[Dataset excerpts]
○ ○ ○ ○ ○ ○ ○

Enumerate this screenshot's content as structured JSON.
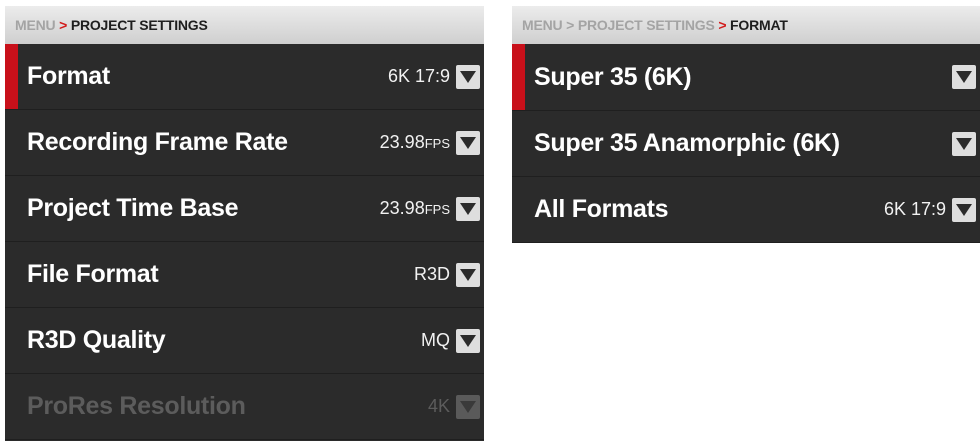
{
  "left": {
    "breadcrumb": {
      "root": "MENU",
      "separator": ">",
      "current": "PROJECT SETTINGS"
    },
    "rows": [
      {
        "label": "Format",
        "value": "6K 17:9",
        "unit": ""
      },
      {
        "label": "Recording Frame Rate",
        "value": "23.98",
        "unit": "FPS"
      },
      {
        "label": "Project Time Base",
        "value": "23.98",
        "unit": "FPS"
      },
      {
        "label": "File Format",
        "value": "R3D",
        "unit": ""
      },
      {
        "label": "R3D Quality",
        "value": "MQ",
        "unit": ""
      },
      {
        "label": "ProRes Resolution",
        "value": "4K",
        "unit": ""
      }
    ]
  },
  "right": {
    "breadcrumb": {
      "root": "MENU",
      "separator1": ">",
      "middle": "PROJECT SETTINGS",
      "separator2": ">",
      "current": "FORMAT"
    },
    "rows": [
      {
        "label": "Super 35 (6K)",
        "value": ""
      },
      {
        "label": "Super 35 Anamorphic (6K)",
        "value": ""
      },
      {
        "label": "All Formats",
        "value": "6K 17:9"
      }
    ]
  },
  "colors": {
    "accent_red": "#c8101a",
    "panel_bg": "#2b2b2b",
    "breadcrumb_separator": "#d21c1c"
  },
  "icons": {
    "dropdown": "chevron-down-icon"
  }
}
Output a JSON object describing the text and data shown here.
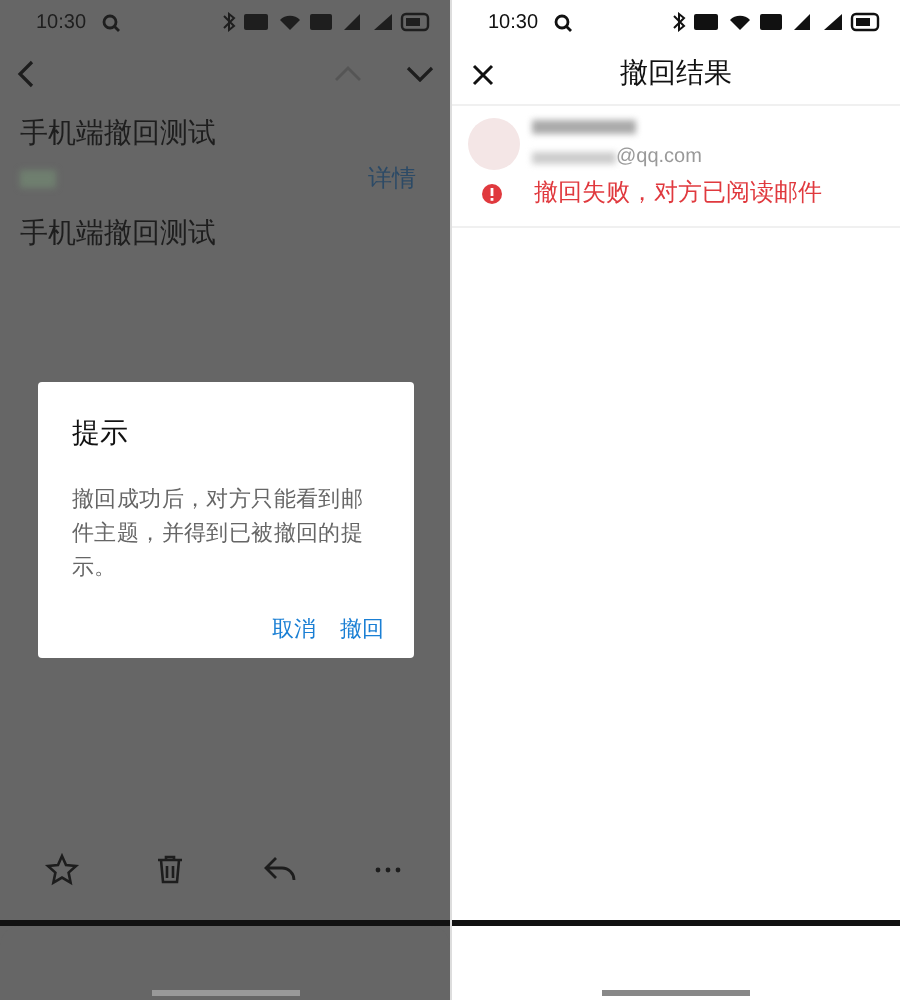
{
  "left": {
    "status_bar": {
      "time": "10:30"
    },
    "subject": "手机端撤回测试",
    "details_link": "详情",
    "body": "手机端撤回测试",
    "dialog": {
      "title": "提示",
      "message": "撤回成功后，对方只能看到邮件主题，并得到已被撤回的提示。",
      "buttons": [
        {
          "label": "取消"
        },
        {
          "label": "撤回"
        }
      ]
    },
    "toolbar": [
      {
        "kind": "star"
      },
      {
        "kind": "delete"
      },
      {
        "kind": "reply"
      },
      {
        "kind": "more"
      }
    ]
  },
  "right": {
    "status_bar": {
      "time": "10:30"
    },
    "title": "撤回结果",
    "recipients": [
      {
        "email_suffix": "@qq.com",
        "failed": true,
        "message": "撤回失败，对方已阅读邮件"
      }
    ]
  }
}
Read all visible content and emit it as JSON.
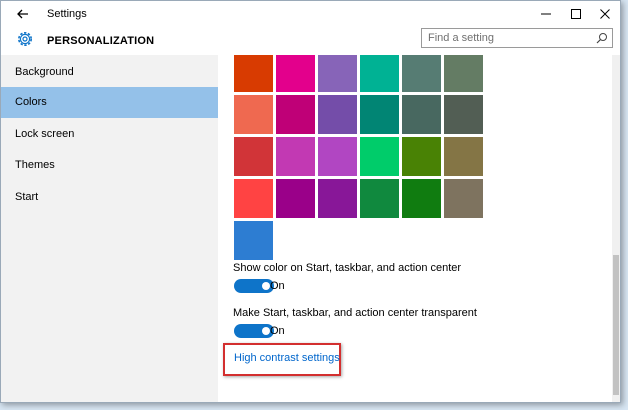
{
  "window": {
    "title": "Settings",
    "controls": [
      "minimize",
      "maximize",
      "close"
    ]
  },
  "header": {
    "title": "PERSONALIZATION",
    "search_placeholder": "Find a setting"
  },
  "sidebar": {
    "items": [
      {
        "label": "Background",
        "active": false
      },
      {
        "label": "Colors",
        "active": true
      },
      {
        "label": "Lock screen",
        "active": false
      },
      {
        "label": "Themes",
        "active": false
      },
      {
        "label": "Start",
        "active": false
      }
    ]
  },
  "colors": {
    "swatches": [
      [
        "#d83b01",
        "#e3008c",
        "#8764b8",
        "#00b294",
        "#567c73",
        "#647c64"
      ],
      [
        "#ef6950",
        "#bf0077",
        "#744da9",
        "#018574",
        "#486860",
        "#525e54"
      ],
      [
        "#d13438",
        "#c239b3",
        "#b146c2",
        "#00cc6a",
        "#498205",
        "#847545"
      ],
      [
        "#ff4343",
        "#9a0089",
        "#881798",
        "#10893e",
        "#107c10",
        "#7e735f"
      ],
      [
        "#2d7dd2"
      ]
    ],
    "accent": "#0e74c9",
    "link": "#0066cc",
    "highlight_box": "#d32f2f"
  },
  "settings": {
    "show_color_label": "Show color on Start, taskbar, and action center",
    "show_color_state": "On",
    "transparent_label": "Make Start, taskbar, and action center transparent",
    "transparent_state": "On",
    "high_contrast_link": "High contrast settings"
  }
}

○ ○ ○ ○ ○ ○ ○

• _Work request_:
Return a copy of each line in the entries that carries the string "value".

• _Answer to the problem_:
        "value": "6K 17:9",
        "value": "23.98",
        "value": "23.98",
        "value": "R3D",
        "value": "MQ",
        "value": "4K",
        "value": ""
        "value": ""
        "value": "6K 17:9"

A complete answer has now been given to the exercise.